Task item: Look through the material below and show every line with the word "Shift".

The data:
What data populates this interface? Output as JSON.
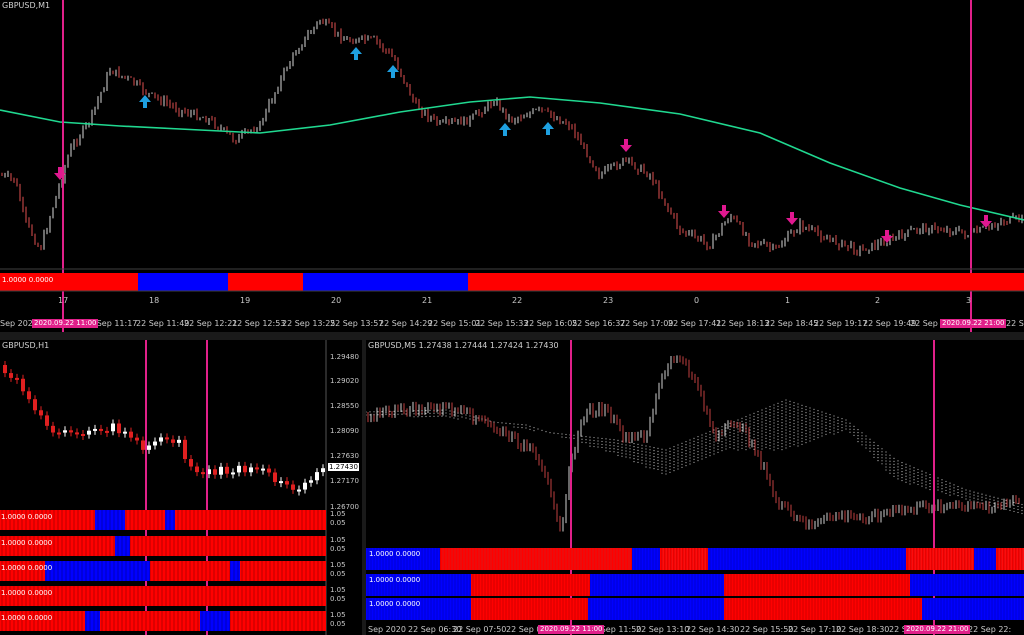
{
  "colors": {
    "background": "#000000",
    "candle_up": "#ffffff",
    "candle_down": "#e02020",
    "moving_average": "#20d890",
    "buy_arrow": "#1ea0e0",
    "sell_arrow": "#e01890",
    "vline": "#e0208a",
    "strip_red": "#ff0000",
    "strip_blue": "#0000ff"
  },
  "top_chart": {
    "title": "GBPUSD,M1",
    "strip_label": "1.0000 0.0000",
    "day_labels": [
      "17",
      "18",
      "19",
      "20",
      "21",
      "22",
      "23",
      "0",
      "1",
      "2",
      "3"
    ],
    "time_labels": [
      "Sep 2020",
      "22 Sep 11:17",
      "22 Sep 11:49",
      "22 Sep 12:21",
      "22 Sep 12:53",
      "22 Sep 13:25",
      "22 Sep 13:57",
      "22 Sep 14:29",
      "22 Sep 15:01",
      "22 Sep 15:33",
      "22 Sep 16:05",
      "22 Sep 16:37",
      "22 Sep 17:09",
      "22 Sep 17:41",
      "22 Sep 18:13",
      "22 Sep 18:45",
      "22 Sep 19:17",
      "22 Sep 19:49",
      "22 Sep 2",
      "22 Sep"
    ],
    "markers": [
      "2020.09.22 11:00",
      "2020.09.22 21:00"
    ]
  },
  "bottom_left": {
    "title": "GBPUSD,H1",
    "price_levels": [
      "1.29480",
      "1.29020",
      "1.28550",
      "1.28090",
      "1.27630",
      "1.27170",
      "1.26700"
    ],
    "current_price": "1.27430",
    "strip_labels": [
      "1.0000 0.0000",
      "1.0000 0.0000",
      "1.0000 0.0000",
      "1.0000 0.0000",
      "1.0000 0.0000"
    ],
    "strip_scale": [
      "1.05",
      "0.05",
      "1.05",
      "0.05",
      "1.05",
      "0.05",
      "1.05",
      "0.05",
      "1.05",
      "0.05"
    ]
  },
  "bottom_right": {
    "title": "GBPUSD,M5  1.27438 1.27444 1.27424 1.27430",
    "strip_labels": [
      "1.0000 0.0000",
      "1.0000 0.0000",
      "1.0000 0.0000"
    ],
    "time_labels": [
      "Sep 2020",
      "22 Sep 06:30",
      "22 Sep 07:50",
      "22 Sep 09:1",
      "22 Sep 11:50",
      "22 Sep 13:10",
      "22 Sep 14:30",
      "22 Sep 15:50",
      "22 Sep 17:10",
      "22 Sep 18:30",
      "22 S",
      "21:10",
      "22 Sep 22:"
    ],
    "markers": [
      "2020.09.22 11:00",
      "2020.09.22 21:00"
    ]
  }
}
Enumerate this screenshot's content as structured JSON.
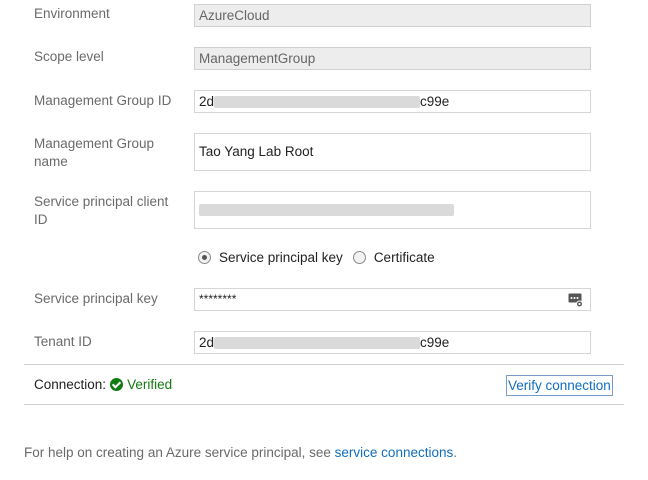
{
  "form": {
    "environment_label": "Environment",
    "environment_value": "AzureCloud",
    "scope_label": "Scope level",
    "scope_value": "ManagementGroup",
    "mgid_label": "Management Group ID",
    "mgid_prefix": "2d",
    "mgid_suffix": "c99e",
    "mgname_label": "Management Group name",
    "mgname_value": "Tao Yang Lab Root",
    "client_id_label": "Service principal client ID",
    "auth_options": [
      "Service principal key",
      "Certificate"
    ],
    "auth_selected": "Service principal key",
    "key_label": "Service principal key",
    "key_value": "********",
    "tenant_label": "Tenant ID",
    "tenant_prefix": "2d",
    "tenant_suffix": "c99e"
  },
  "connection": {
    "label": "Connection:",
    "status": "Verified",
    "status_color": "#107c10",
    "verify_button": "Verify connection"
  },
  "help": {
    "text": "For help on creating an Azure service principal, see ",
    "link": "service connections",
    "period": "."
  }
}
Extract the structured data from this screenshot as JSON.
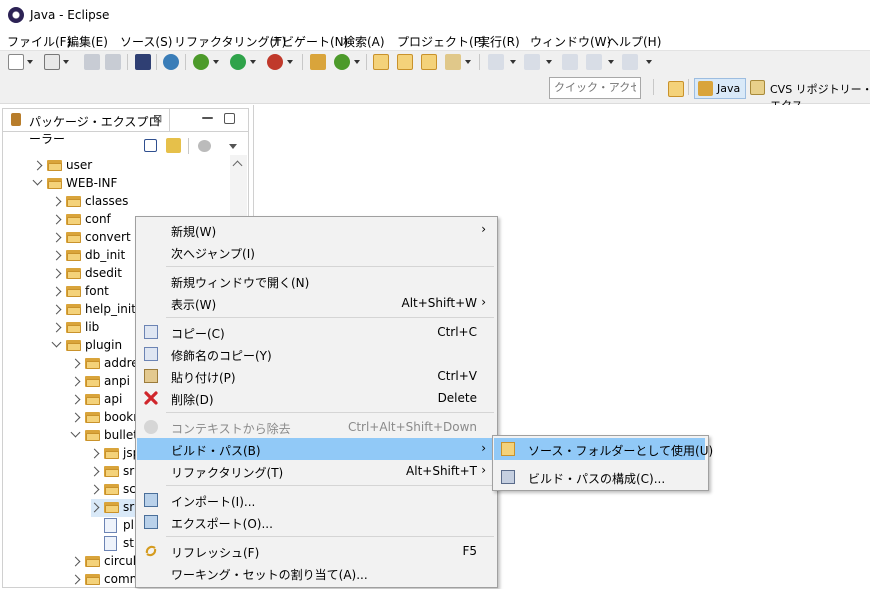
{
  "window": {
    "title": "Java - Eclipse"
  },
  "menu": [
    "ファイル(F)",
    "編集(E)",
    "ソース(S)",
    "リファクタリング(T)",
    "ナビゲート(N)",
    "検索(A)",
    "プロジェクト(P)",
    "実行(R)",
    "ウィンドウ(W)",
    "ヘルプ(H)"
  ],
  "quick_access": {
    "placeholder": "クイック・アクセス"
  },
  "perspectives": {
    "java": "Java",
    "cvs": "CVS リポジトリー・エクス"
  },
  "package_explorer": {
    "tab_label": "パッケージ・エクスプローラー",
    "close_glyph": "⊠",
    "items": [
      "user",
      "WEB-INF",
      "classes",
      "conf",
      "convert",
      "db_init",
      "dsedit",
      "font",
      "help_init",
      "lib",
      "plugin",
      "addre",
      "anpi",
      "api",
      "bookr",
      "bullet",
      "jsp",
      "sr",
      "sc",
      "sr",
      "pl",
      "st",
      "circul",
      "comm"
    ]
  },
  "context_menu": {
    "items": [
      {
        "label": "新規(W)",
        "shortcut": "",
        "arrow": "›"
      },
      {
        "label": "次へジャンプ(I)",
        "shortcut": "",
        "arrow": ""
      },
      {
        "label": "新規ウィンドウで開く(N)",
        "shortcut": "",
        "arrow": ""
      },
      {
        "label": "表示(W)",
        "shortcut": "Alt+Shift+W",
        "arrow": "›"
      },
      {
        "label": "コピー(C)",
        "shortcut": "Ctrl+C",
        "arrow": ""
      },
      {
        "label": "修飾名のコピー(Y)",
        "shortcut": "",
        "arrow": ""
      },
      {
        "label": "貼り付け(P)",
        "shortcut": "Ctrl+V",
        "arrow": ""
      },
      {
        "label": "削除(D)",
        "shortcut": "Delete",
        "arrow": ""
      },
      {
        "label": "コンテキストから除去",
        "shortcut": "Ctrl+Alt+Shift+Down",
        "arrow": ""
      },
      {
        "label": "ビルド・パス(B)",
        "shortcut": "",
        "arrow": "›"
      },
      {
        "label": "リファクタリング(T)",
        "shortcut": "Alt+Shift+T",
        "arrow": "›"
      },
      {
        "label": "インポート(I)...",
        "shortcut": "",
        "arrow": ""
      },
      {
        "label": "エクスポート(O)...",
        "shortcut": "",
        "arrow": ""
      },
      {
        "label": "リフレッシュ(F)",
        "shortcut": "F5",
        "arrow": ""
      },
      {
        "label": "ワーキング・セットの割り当て(A)...",
        "shortcut": "",
        "arrow": ""
      }
    ]
  },
  "submenu": {
    "items": [
      {
        "label": "ソース・フォルダーとして使用(U)"
      },
      {
        "label": "ビルド・パスの構成(C)..."
      }
    ]
  },
  "colors": {
    "highlight": "#91c9f7",
    "menu_bg": "#f2f2f2",
    "folder": "#f4d27a"
  }
}
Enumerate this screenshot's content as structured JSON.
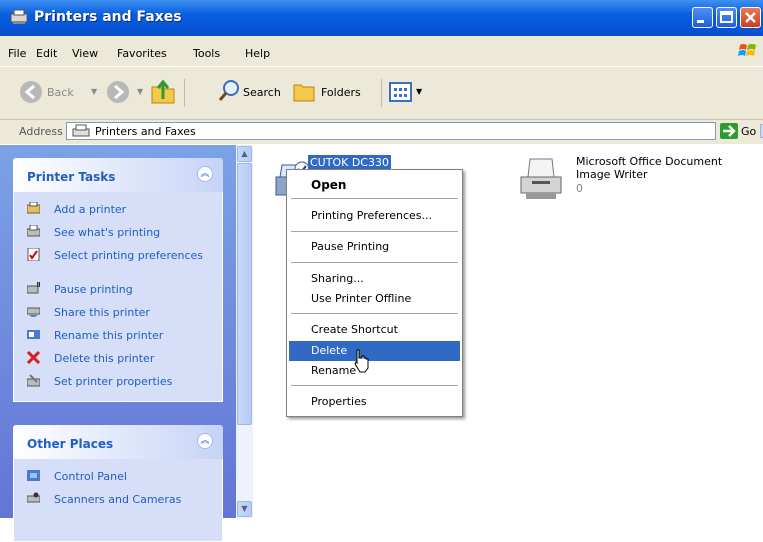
{
  "window": {
    "title": "Printers and Faxes"
  },
  "menubar": {
    "items": [
      "File",
      "Edit",
      "View",
      "Favorites",
      "Tools",
      "Help"
    ]
  },
  "toolbar": {
    "back": "Back",
    "search": "Search",
    "folders": "Folders"
  },
  "address": {
    "label": "Address",
    "value": "Printers and Faxes",
    "go": "Go"
  },
  "tasks": {
    "title": "Printer Tasks",
    "items": [
      "Add a printer",
      "See what's printing",
      "Select printing preferences",
      "Pause printing",
      "Share this printer",
      "Rename this printer",
      "Delete this printer",
      "Set printer properties"
    ]
  },
  "places": {
    "title": "Other Places",
    "items": [
      "Control Panel",
      "Scanners and Cameras"
    ]
  },
  "printers": [
    {
      "name": "CUTOK DC330",
      "selected": true
    },
    {
      "name": "Microsoft Office Document Image Writer",
      "count": "0"
    }
  ],
  "context_menu": {
    "items": [
      "Open",
      "Printing Preferences...",
      "Pause Printing",
      "Sharing...",
      "Use Printer Offline",
      "Create Shortcut",
      "Delete",
      "Rename",
      "Properties"
    ],
    "highlighted": "Delete"
  },
  "colors": {
    "titlebar": "#0a5ee0",
    "selection": "#316ac5",
    "task_link": "#215dc6",
    "pane": "#7ba2e7"
  }
}
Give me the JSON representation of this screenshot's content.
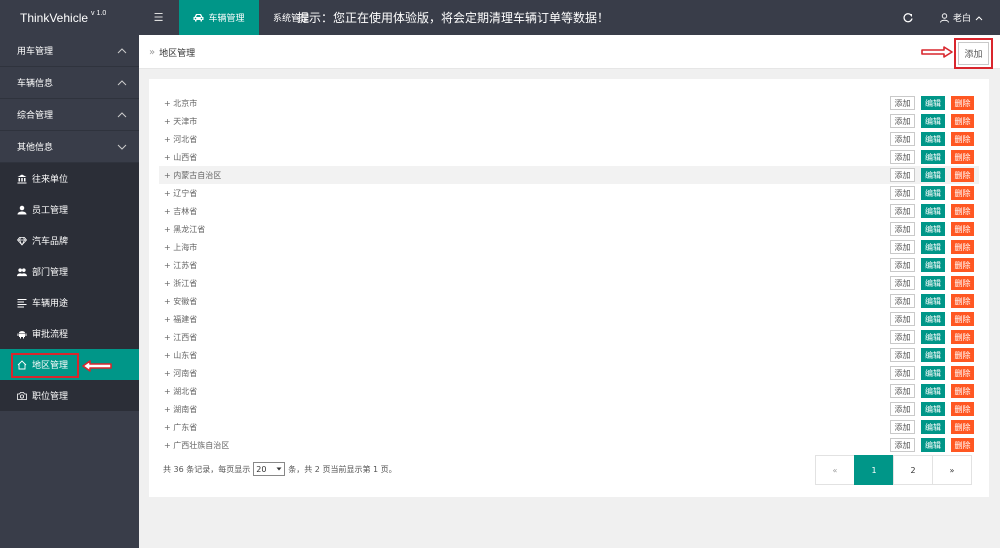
{
  "brand": {
    "name": "ThinkVehicle",
    "version": "v 1.0"
  },
  "topnav": {
    "menu_toggle_glyph": "☰",
    "active_tab": "车辆管理",
    "system_tab": "系统管理",
    "notice": "提示：您正在使用体验版，将会定期清理车辆订单等数据！",
    "user": "老白"
  },
  "sidebar": {
    "groups": [
      {
        "label": "用车管理",
        "expanded": false
      },
      {
        "label": "车辆信息",
        "expanded": false
      },
      {
        "label": "综合管理",
        "expanded": false
      },
      {
        "label": "其他信息",
        "expanded": true
      }
    ],
    "items": [
      {
        "label": "往来单位",
        "icon": "bank-icon"
      },
      {
        "label": "员工管理",
        "icon": "user-icon"
      },
      {
        "label": "汽车品牌",
        "icon": "diamond-icon"
      },
      {
        "label": "部门管理",
        "icon": "users-icon"
      },
      {
        "label": "车辆用途",
        "icon": "list-icon"
      },
      {
        "label": "审批流程",
        "icon": "android-icon"
      },
      {
        "label": "地区管理",
        "icon": "home-icon",
        "active": true
      },
      {
        "label": "职位管理",
        "icon": "camera-icon"
      }
    ]
  },
  "breadcrumb": {
    "current": "地区管理",
    "add_label": "添加"
  },
  "actions": {
    "add": "添加",
    "edit": "编辑",
    "delete": "删除"
  },
  "regions": [
    "+ 北京市",
    "+ 天津市",
    "+ 河北省",
    "+ 山西省",
    "+ 内蒙古自治区",
    "+ 辽宁省",
    "+ 吉林省",
    "+ 黑龙江省",
    "+ 上海市",
    "+ 江苏省",
    "+ 浙江省",
    "+ 安徽省",
    "+ 福建省",
    "+ 江西省",
    "+ 山东省",
    "+ 河南省",
    "+ 湖北省",
    "+ 湖南省",
    "+ 广东省",
    "+ 广西壮族自治区"
  ],
  "pagination": {
    "total_prefix": "共 36 条记录，每页显示",
    "page_size": "20",
    "suffix": "条，共 2 页当前显示第 1 页。",
    "prev": "«",
    "pages": [
      "1",
      "2"
    ],
    "next": "»",
    "current": "1"
  },
  "colors": {
    "accent": "#009688",
    "danger": "#ff5722",
    "sidebar": "#393d49",
    "highlight": "#d9262d"
  }
}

Worked solution:
        "shortcut": "Alt+Shift+W",
        "shortcut": "Ctrl+Alt+Shift+Down",
        "shortcut": "Alt+Shift+T",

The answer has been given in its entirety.